“The Transformers” season 3 followed on from 1986’s “The Transformers: The Movie.” The series didn’t totally leave Earth behind, but the scale grew more cosmic; many stories were set on either the Transformers’ homeworld of Cybertron or other alien planets. “Webworld” is one of the latter, with the twist of featuring the evil Decepticons as the episode’s protagonists.
Earlier in the season, the Decepticons’ leader Galvatron fell into a lava pool, causing him severe mental damage and leaving him just as inclined to attack his own troops as the Autobots. Finally, in “Webworld,” the other Decepticons give Galvatron’s devoted second-in-command Cyclonus an ultimatum: take care of their leader, or they will. So, Cyclonus tricks Galvatron into going to the planetwide asylum Torkulon. It’s called “Webworld” because the Torkuli used purple web-like material to restrain their patients.
The episode is a fish-out-of-water comedy; for once, the Decepticons have to abide by an alien culture instead of trying to conquer it. Even aside from Galvatron’s predicament (actor Frank Welker makes him sound even wilder than usual), Cyclonus has to deal with paperwork upon Galvatron’s institutionalization.
With a scant 22 minutes and a quota of action to meet, the episode resorts to a montage: Talk, art, and group therapy all fail on Galvatron in rapid succession. Ultimately, the Torkuli resort to lobotomy. Torkulon itself is a living entity, with insect-like puppets called Alya. The Alya are instructed to devour Galvatron’s diseased brain circuits and absorb them, curing him of “being Galvatron.” The treatment backfires; Galvatron’s mind leaves Torkulon itself in ruins.

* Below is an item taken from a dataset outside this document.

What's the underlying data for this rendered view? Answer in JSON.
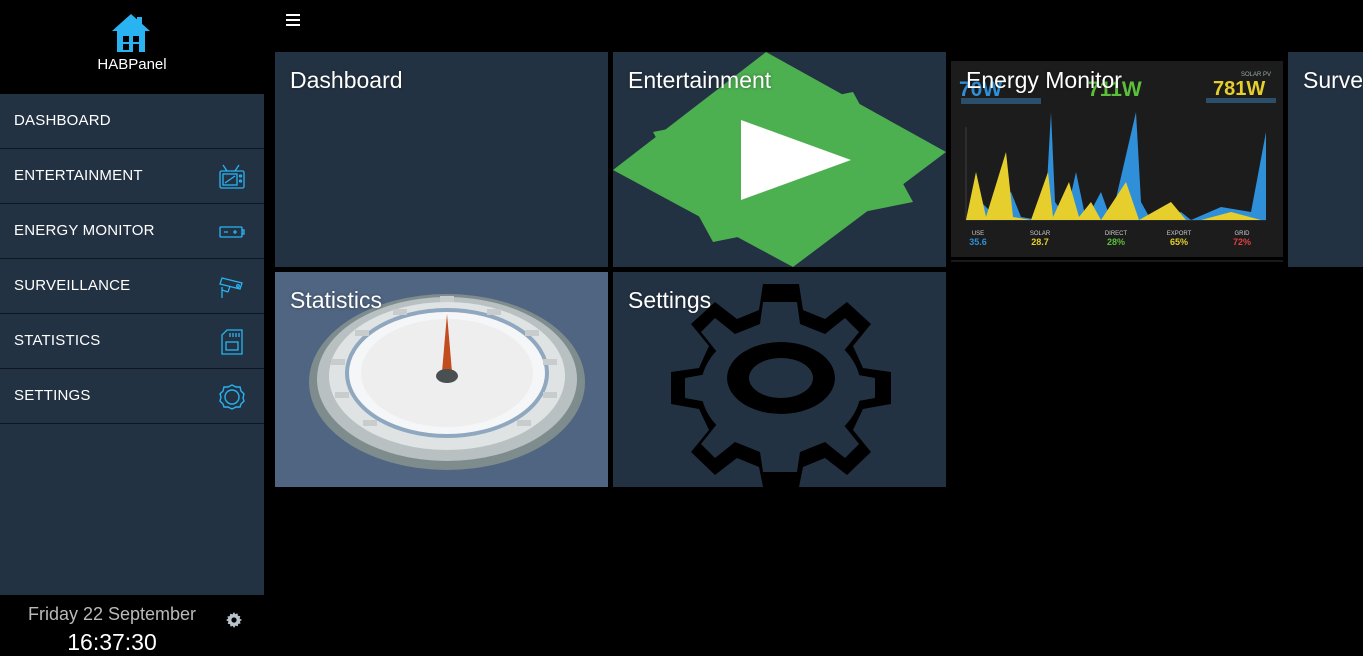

“Webworld” wasn’t Wein’s last rodeo with “Transformers” — he also wrote for “Beast Wars,” “Beast Machines,” and “Robots in Disguise.” However, “Webworld” was his best, and funniest, outing. You can watch it on Hasbro’s YouTube channel.